> WHAT THE TASK REQUIRES
Your job is to retype the whole listing exactly.

> EXERCISE DATA
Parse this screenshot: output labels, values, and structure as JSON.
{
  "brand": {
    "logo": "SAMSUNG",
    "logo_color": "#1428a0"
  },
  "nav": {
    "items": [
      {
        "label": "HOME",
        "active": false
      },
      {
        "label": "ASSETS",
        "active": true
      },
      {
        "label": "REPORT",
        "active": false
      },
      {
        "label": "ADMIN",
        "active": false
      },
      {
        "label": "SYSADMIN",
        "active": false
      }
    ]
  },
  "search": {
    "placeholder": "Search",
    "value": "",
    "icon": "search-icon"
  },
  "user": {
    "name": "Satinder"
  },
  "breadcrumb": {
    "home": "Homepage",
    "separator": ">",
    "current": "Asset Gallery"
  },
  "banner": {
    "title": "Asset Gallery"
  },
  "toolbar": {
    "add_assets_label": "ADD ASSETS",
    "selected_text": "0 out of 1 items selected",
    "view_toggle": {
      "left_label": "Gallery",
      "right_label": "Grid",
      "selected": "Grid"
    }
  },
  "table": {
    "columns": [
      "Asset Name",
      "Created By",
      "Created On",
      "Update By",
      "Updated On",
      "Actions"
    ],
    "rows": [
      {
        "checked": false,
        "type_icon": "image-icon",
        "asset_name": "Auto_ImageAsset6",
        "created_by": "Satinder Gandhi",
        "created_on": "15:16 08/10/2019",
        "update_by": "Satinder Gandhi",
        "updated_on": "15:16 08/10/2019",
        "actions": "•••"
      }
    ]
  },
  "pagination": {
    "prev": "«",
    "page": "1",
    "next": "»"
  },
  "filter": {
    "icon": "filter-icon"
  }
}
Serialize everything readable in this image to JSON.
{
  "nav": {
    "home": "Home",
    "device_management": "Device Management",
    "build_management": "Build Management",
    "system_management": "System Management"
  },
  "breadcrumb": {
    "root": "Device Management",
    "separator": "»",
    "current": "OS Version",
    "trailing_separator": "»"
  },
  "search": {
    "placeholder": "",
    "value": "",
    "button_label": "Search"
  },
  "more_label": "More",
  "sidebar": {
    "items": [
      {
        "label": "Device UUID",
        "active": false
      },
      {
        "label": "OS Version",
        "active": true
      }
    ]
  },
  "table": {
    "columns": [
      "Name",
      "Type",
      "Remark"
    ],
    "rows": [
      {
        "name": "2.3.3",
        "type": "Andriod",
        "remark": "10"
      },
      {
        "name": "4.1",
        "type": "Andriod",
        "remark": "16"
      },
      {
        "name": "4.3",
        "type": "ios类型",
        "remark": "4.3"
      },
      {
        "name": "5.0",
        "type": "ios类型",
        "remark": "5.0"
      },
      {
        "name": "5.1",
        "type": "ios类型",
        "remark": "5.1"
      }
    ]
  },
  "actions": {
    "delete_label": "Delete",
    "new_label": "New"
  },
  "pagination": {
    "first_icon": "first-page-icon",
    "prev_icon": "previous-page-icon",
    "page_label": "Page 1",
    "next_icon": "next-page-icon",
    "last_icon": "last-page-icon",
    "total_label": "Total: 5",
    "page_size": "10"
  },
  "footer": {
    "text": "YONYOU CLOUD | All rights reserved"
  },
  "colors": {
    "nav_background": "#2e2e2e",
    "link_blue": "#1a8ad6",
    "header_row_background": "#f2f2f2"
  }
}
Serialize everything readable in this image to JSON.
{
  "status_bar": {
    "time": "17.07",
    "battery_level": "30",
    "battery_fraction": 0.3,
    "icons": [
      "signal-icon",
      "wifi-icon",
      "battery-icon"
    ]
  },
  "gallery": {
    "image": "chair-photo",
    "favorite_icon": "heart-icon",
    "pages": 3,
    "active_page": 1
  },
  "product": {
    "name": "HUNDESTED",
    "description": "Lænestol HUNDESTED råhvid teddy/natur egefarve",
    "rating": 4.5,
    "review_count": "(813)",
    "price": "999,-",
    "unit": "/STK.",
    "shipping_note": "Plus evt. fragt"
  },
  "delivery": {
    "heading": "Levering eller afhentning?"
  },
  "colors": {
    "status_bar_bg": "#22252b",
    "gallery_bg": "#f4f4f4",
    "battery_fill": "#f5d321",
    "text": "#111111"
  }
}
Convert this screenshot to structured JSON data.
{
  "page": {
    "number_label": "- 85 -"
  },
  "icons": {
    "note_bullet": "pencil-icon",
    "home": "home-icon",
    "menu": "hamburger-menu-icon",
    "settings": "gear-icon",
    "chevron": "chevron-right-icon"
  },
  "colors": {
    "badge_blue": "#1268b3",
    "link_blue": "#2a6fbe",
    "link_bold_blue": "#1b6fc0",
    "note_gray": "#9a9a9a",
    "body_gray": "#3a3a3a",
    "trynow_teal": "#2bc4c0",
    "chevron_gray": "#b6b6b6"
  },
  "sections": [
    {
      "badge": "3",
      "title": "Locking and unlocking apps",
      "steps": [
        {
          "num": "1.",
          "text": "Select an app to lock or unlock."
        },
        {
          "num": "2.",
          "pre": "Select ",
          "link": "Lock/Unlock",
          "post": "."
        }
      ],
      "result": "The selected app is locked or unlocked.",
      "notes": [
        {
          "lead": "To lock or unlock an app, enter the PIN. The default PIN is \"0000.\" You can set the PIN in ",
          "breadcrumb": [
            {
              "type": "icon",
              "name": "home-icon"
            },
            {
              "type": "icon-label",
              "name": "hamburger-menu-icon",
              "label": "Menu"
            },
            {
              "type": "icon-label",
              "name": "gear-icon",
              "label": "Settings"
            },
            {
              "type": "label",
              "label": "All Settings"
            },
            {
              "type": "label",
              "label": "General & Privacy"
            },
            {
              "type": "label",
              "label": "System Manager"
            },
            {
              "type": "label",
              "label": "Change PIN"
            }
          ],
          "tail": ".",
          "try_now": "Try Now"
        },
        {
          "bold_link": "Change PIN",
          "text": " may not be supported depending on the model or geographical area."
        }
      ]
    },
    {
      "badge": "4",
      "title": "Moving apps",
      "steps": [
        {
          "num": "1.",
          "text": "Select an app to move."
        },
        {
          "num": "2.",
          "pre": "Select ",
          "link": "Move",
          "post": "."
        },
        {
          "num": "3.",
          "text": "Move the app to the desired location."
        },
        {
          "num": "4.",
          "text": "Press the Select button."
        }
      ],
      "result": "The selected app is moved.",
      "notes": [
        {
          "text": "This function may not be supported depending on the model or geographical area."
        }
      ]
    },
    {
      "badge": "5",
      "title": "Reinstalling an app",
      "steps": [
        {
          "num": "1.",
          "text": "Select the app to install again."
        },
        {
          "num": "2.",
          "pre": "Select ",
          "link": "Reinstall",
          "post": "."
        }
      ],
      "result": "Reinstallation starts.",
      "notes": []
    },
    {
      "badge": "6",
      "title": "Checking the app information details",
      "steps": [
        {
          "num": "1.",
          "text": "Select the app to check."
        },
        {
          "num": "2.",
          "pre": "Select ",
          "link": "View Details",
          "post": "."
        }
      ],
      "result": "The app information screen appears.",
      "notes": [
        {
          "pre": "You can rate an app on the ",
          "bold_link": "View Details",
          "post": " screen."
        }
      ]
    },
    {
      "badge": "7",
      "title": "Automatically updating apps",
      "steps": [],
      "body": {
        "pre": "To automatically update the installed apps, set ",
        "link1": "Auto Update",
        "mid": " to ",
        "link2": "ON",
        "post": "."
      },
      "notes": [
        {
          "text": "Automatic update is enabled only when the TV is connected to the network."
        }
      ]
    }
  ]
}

> TASK OUTPUT
Parse this screenshot: output labels, values, and structure as JSON.
{
  "brand": {
    "logo": "SAMSUNG",
    "logo_color": "#1428a0"
  },
  "nav": {
    "items": [
      {
        "label": "HOME",
        "active": false
      },
      {
        "label": "ASSETS",
        "active": true
      },
      {
        "label": "REPORT",
        "active": false
      },
      {
        "label": "ADMIN",
        "active": false
      },
      {
        "label": "SYSADMIN",
        "active": false
      }
    ]
  },
  "search": {
    "placeholder": "Search",
    "value": "",
    "icon": "search-icon"
  },
  "user": {
    "name": "Satinder"
  },
  "breadcrumb": {
    "home": "Homepage",
    "separator": ">",
    "current": "Asset Gallery"
  },
  "banner": {
    "title": "Asset Gallery"
  },
  "toolbar": {
    "add_assets_label": "ADD ASSETS",
    "selected_text": "0 out of 1 items selected",
    "view_toggle": {
      "left_label": "Gallery",
      "right_label": "Grid",
      "selected": "Grid"
    }
  },
  "table": {
    "columns": [
      "Asset Name",
      "Created By",
      "Created On",
      "Update By",
      "Updated On",
      "Actions"
    ],
    "rows": [
      {
        "checked": false,
        "type_icon": "image-icon",
        "asset_name": "Auto_ImageAsset6",
        "created_by": "Satinder Gandhi",
        "created_on": "15:16 08/10/2019",
        "update_by": "Satinder Gandhi",
        "updated_on": "15:16 08/10/2019",
        "actions": "•••"
      }
    ]
  },
  "pagination": {
    "prev": "«",
    "page": "1",
    "next": "»"
  },
  "filter": {
    "icon": "filter-icon"
  }
}
Serialize everything readable in this image to JSON.
{
  "nav": {
    "home": "Home",
    "device_management": "Device Management",
    "build_management": "Build Management",
    "system_management": "System Management"
  },
  "breadcrumb": {
    "root": "Device Management",
    "separator": "»",
    "current": "OS Version",
    "trailing_separator": "»"
  },
  "search": {
    "placeholder": "",
    "value": "",
    "button_label": "Search"
  },
  "more_label": "More",
  "sidebar": {
    "items": [
      {
        "label": "Device UUID",
        "active": false
      },
      {
        "label": "OS Version",
        "active": true
      }
    ]
  },
  "table": {
    "columns": [
      "Name",
      "Type",
      "Remark"
    ],
    "rows": [
      {
        "name": "2.3.3",
        "type": "Andriod",
        "remark": "10"
      },
      {
        "name": "4.1",
        "type": "Andriod",
        "remark": "16"
      },
      {
        "name": "4.3",
        "type": "ios类型",
        "remark": "4.3"
      },
      {
        "name": "5.0",
        "type": "ios类型",
        "remark": "5.0"
      },
      {
        "name": "5.1",
        "type": "ios类型",
        "remark": "5.1"
      }
    ]
  },
  "actions": {
    "delete_label": "Delete",
    "new_label": "New"
  },
  "pagination": {
    "first_icon": "first-page-icon",
    "prev_icon": "previous-page-icon",
    "page_label": "Page 1",
    "next_icon": "next-page-icon",
    "last_icon": "last-page-icon",
    "total_label": "Total: 5",
    "page_size": "10"
  },
  "footer": {
    "text": "YONYOU CLOUD | All rights reserved"
  },
  "colors": {
    "nav_background": "#2e2e2e",
    "link_blue": "#1a8ad6",
    "header_row_background": "#f2f2f2"
  }
}
Serialize everything readable in this image to JSON.
{
  "status_bar": {
    "time": "17.07",
    "battery_level": "30",
    "battery_fraction": 0.3,
    "icons": [
      "signal-icon",
      "wifi-icon",
      "battery-icon"
    ]
  },
  "gallery": {
    "image": "chair-photo",
    "favorite_icon": "heart-icon",
    "pages": 3,
    "active_page": 1
  },
  "product": {
    "name": "HUNDESTED",
    "description": "Lænestol HUNDESTED råhvid teddy/natur egefarve",
    "rating": 4.5,
    "review_count": "(813)",
    "price": "999,-",
    "unit": "/STK.",
    "shipping_note": "Plus evt. fragt"
  },
  "delivery": {
    "heading": "Levering eller afhentning?"
  },
  "colors": {
    "status_bar_bg": "#22252b",
    "gallery_bg": "#f4f4f4",
    "battery_fill": "#f5d321",
    "text": "#111111"
  }
}
Convert this screenshot to structured JSON data.
{
  "page": {
    "number_label": "- 85 -"
  },
  "icons": {
    "note_bullet": "pencil-icon",
    "home": "home-icon",
    "menu": "hamburger-menu-icon",
    "settings": "gear-icon",
    "chevron": "chevron-right-icon"
  },
  "colors": {
    "badge_blue": "#1268b3",
    "link_blue": "#2a6fbe",
    "link_bold_blue": "#1b6fc0",
    "note_gray": "#9a9a9a",
    "body_gray": "#3a3a3a",
    "trynow_teal": "#2bc4c0",
    "chevron_gray": "#b6b6b6"
  },
  "sections": [
    {
      "badge": "3",
      "title": "Locking and unlocking apps",
      "steps": [
        {
          "num": "1.",
          "text": "Select an app to lock or unlock."
        },
        {
          "num": "2.",
          "pre": "Select ",
          "link": "Lock/Unlock",
          "post": "."
        }
      ],
      "result": "The selected app is locked or unlocked.",
      "notes": [
        {
          "lead": "To lock or unlock an app, enter the PIN. The default PIN is \"0000.\" You can set the PIN in ",
          "breadcrumb": [
            {
              "type": "icon",
              "name": "home-icon"
            },
            {
              "type": "icon-label",
              "name": "hamburger-menu-icon",
              "label": "Menu"
            },
            {
              "type": "icon-label",
              "name": "gear-icon",
              "label": "Settings"
            },
            {
              "type": "label",
              "label": "All Settings"
            },
            {
              "type": "label",
              "label": "General & Privacy"
            },
            {
              "type": "label",
              "label": "System Manager"
            },
            {
              "type": "label",
              "label": "Change PIN"
            }
          ],
          "tail": ".",
          "try_now": "Try Now"
        },
        {
          "bold_link": "Change PIN",
          "text": " may not be supported depending on the model or geographical area."
        }
      ]
    },
    {
      "badge": "4",
      "title": "Moving apps",
      "steps": [
        {
          "num": "1.",
          "text": "Select an app to move."
        },
        {
          "num": "2.",
          "pre": "Select ",
          "link": "Move",
          "post": "."
        },
        {
          "num": "3.",
          "text": "Move the app to the desired location."
        },
        {
          "num": "4.",
          "text": "Press the Select button."
        }
      ],
      "result": "The selected app is moved.",
      "notes": [
        {
          "text": "This function may not be supported depending on the model or geographical area."
        }
      ]
    },
    {
      "badge": "5",
      "title": "Reinstalling an app",
      "steps": [
        {
          "num": "1.",
          "text": "Select the app to install again."
        },
        {
          "num": "2.",
          "pre": "Select ",
          "link": "Reinstall",
          "post": "."
        }
      ],
      "result": "Reinstallation starts.",
      "notes": []
    },
    {
      "badge": "6",
      "title": "Checking the app information details",
      "steps": [
        {
          "num": "1.",
          "text": "Select the app to check."
        },
        {
          "num": "2.",
          "pre": "Select ",
          "link": "View Details",
          "post": "."
        }
      ],
      "result": "The app information screen appears.",
      "notes": [
        {
          "pre": "You can rate an app on the ",
          "bold_link": "View Details",
          "post": " screen."
        }
      ]
    },
    {
      "badge": "7",
      "title": "Automatically updating apps",
      "steps": [],
      "body": {
        "pre": "To automatically update the installed apps, set ",
        "link1": "Auto Update",
        "mid": " to ",
        "link2": "ON",
        "post": "."
      },
      "notes": [
        {
          "text": "Automatic update is enabled only when the TV is connected to the network."
        }
      ]
    }
  ]
}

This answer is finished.